SUPPLIED INFORMATION:
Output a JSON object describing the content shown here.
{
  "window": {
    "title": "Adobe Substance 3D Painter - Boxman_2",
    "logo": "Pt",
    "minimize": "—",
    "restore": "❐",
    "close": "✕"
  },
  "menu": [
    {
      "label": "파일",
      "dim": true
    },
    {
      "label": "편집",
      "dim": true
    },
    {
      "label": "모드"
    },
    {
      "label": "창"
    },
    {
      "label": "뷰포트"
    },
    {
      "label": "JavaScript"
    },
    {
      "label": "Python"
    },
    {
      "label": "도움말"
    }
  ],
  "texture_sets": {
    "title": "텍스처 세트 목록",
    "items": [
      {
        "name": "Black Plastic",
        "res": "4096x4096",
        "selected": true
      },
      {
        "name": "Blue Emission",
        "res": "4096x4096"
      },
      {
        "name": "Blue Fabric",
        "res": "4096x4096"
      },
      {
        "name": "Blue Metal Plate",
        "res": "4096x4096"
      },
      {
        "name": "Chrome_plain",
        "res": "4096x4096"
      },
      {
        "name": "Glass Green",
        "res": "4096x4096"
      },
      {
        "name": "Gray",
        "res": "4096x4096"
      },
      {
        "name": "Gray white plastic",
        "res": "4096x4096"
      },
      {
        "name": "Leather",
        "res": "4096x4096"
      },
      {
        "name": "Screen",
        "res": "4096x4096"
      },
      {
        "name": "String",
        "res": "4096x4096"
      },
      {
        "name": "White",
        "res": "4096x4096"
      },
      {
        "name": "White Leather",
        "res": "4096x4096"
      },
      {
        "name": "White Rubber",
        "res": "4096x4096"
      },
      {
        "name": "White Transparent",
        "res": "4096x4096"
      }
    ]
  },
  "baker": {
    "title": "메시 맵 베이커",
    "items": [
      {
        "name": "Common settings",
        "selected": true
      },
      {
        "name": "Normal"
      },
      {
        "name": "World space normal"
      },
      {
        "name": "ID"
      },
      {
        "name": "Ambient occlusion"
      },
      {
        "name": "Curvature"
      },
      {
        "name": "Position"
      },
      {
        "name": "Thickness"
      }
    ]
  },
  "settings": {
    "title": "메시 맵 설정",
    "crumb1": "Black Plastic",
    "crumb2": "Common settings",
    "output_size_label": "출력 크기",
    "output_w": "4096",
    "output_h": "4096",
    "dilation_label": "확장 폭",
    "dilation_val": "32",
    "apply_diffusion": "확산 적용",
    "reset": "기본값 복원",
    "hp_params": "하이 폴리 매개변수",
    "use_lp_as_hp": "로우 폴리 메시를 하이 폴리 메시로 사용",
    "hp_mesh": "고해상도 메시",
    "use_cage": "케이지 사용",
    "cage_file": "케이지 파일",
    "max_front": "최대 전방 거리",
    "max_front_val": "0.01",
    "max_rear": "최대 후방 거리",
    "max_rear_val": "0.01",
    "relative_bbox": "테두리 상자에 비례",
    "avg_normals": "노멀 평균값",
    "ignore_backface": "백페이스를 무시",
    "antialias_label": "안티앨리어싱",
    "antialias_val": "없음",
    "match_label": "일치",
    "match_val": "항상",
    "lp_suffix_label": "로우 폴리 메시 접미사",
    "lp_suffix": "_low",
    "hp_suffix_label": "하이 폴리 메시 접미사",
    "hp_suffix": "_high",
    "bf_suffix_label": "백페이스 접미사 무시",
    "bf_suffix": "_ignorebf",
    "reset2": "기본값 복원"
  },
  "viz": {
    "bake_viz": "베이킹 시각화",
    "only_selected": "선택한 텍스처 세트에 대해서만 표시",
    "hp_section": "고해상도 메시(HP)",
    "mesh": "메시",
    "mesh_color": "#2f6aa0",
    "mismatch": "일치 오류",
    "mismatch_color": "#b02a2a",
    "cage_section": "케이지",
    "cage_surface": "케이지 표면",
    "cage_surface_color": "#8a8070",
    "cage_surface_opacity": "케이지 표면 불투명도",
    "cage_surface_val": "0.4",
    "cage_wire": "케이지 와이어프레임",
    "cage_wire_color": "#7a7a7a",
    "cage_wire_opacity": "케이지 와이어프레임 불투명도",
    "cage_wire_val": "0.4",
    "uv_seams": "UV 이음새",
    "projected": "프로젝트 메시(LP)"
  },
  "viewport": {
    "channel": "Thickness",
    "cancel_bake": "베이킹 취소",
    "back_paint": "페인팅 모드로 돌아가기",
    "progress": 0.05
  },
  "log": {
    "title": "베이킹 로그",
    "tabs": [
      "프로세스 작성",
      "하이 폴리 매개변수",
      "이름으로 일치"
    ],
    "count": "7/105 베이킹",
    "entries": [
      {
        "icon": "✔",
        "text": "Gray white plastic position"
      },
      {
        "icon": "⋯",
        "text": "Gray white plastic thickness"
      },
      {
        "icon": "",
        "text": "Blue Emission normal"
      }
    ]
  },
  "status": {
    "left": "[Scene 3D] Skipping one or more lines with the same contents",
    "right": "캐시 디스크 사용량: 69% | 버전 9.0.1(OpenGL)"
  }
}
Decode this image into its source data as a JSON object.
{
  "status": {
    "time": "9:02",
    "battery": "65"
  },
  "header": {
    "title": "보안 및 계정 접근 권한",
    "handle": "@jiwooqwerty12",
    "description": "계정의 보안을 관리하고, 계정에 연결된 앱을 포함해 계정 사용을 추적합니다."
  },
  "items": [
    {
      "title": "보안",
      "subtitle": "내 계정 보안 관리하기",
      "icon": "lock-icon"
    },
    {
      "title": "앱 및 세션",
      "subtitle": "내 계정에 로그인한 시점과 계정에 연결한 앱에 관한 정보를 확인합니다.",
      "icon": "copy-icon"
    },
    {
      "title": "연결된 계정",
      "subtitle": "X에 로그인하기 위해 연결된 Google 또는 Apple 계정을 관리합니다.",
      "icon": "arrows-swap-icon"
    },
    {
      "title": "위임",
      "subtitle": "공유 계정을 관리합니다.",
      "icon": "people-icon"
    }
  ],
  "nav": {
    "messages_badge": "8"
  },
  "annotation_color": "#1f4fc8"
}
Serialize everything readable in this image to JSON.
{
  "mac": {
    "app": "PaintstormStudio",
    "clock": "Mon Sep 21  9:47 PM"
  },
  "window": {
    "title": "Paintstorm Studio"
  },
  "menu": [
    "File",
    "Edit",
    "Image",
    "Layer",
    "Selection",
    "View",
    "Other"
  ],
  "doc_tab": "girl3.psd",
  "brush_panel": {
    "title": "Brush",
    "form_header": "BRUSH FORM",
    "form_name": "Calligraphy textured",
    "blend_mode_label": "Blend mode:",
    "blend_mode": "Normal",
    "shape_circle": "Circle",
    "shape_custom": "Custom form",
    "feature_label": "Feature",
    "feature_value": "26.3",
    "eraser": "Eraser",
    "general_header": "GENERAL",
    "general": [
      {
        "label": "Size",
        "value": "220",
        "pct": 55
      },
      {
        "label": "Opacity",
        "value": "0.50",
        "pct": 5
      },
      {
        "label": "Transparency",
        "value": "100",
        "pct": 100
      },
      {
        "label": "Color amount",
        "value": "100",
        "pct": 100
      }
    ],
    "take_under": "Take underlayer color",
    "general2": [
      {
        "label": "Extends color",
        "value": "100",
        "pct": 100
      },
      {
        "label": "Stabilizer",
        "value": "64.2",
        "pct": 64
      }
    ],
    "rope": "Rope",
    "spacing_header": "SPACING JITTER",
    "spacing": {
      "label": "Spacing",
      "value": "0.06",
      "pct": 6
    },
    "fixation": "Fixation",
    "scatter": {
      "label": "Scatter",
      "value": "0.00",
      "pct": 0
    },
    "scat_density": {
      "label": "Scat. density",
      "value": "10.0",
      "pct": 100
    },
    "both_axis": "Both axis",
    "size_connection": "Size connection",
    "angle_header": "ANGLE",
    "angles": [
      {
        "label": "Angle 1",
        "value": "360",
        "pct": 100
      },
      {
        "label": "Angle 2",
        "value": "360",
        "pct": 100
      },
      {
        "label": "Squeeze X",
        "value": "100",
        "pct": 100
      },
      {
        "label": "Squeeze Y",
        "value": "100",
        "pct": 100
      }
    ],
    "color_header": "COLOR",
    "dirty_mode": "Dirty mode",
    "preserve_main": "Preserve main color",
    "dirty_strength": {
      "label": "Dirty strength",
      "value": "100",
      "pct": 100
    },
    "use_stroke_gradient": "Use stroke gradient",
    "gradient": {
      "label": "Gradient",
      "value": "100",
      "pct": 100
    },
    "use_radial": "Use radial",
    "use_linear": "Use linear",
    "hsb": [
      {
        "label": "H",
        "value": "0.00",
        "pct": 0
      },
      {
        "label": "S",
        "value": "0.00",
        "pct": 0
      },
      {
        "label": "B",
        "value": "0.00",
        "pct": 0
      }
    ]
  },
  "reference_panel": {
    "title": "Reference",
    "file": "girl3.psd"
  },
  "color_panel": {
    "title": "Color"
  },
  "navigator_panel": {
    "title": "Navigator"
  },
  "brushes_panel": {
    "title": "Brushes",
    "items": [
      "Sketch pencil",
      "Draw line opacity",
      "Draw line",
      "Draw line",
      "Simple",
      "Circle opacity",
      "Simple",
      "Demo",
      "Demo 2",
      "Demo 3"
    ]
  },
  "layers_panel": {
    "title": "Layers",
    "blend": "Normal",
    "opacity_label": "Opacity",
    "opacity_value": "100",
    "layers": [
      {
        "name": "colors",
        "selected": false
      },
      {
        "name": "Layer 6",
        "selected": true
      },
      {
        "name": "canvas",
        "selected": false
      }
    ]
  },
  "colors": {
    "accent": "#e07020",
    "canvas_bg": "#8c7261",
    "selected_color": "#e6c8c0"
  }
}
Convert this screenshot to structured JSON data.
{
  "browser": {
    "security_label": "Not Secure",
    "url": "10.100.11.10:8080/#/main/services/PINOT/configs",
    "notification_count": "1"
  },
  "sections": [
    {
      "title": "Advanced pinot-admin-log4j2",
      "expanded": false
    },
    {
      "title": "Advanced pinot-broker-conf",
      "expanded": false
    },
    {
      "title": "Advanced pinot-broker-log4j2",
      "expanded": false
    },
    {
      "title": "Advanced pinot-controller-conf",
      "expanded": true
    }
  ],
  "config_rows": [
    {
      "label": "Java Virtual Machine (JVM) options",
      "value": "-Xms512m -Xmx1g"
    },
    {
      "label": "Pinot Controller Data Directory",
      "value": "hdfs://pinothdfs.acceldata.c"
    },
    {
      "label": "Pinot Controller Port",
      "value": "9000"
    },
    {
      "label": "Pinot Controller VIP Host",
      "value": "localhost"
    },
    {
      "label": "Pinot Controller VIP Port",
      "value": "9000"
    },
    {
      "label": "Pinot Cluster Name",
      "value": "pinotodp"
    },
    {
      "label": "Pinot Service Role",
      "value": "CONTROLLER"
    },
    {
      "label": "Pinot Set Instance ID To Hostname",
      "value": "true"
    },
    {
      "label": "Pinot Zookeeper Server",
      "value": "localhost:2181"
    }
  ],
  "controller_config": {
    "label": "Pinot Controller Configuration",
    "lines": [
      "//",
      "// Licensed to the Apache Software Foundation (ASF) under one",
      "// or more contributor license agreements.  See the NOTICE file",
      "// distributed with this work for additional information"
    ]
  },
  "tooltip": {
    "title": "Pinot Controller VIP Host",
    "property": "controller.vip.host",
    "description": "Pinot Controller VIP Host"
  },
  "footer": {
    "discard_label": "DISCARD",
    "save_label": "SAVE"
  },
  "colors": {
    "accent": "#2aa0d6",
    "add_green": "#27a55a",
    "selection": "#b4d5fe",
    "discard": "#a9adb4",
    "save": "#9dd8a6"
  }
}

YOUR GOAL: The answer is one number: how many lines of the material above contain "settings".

EXPECTED ANSWER: 3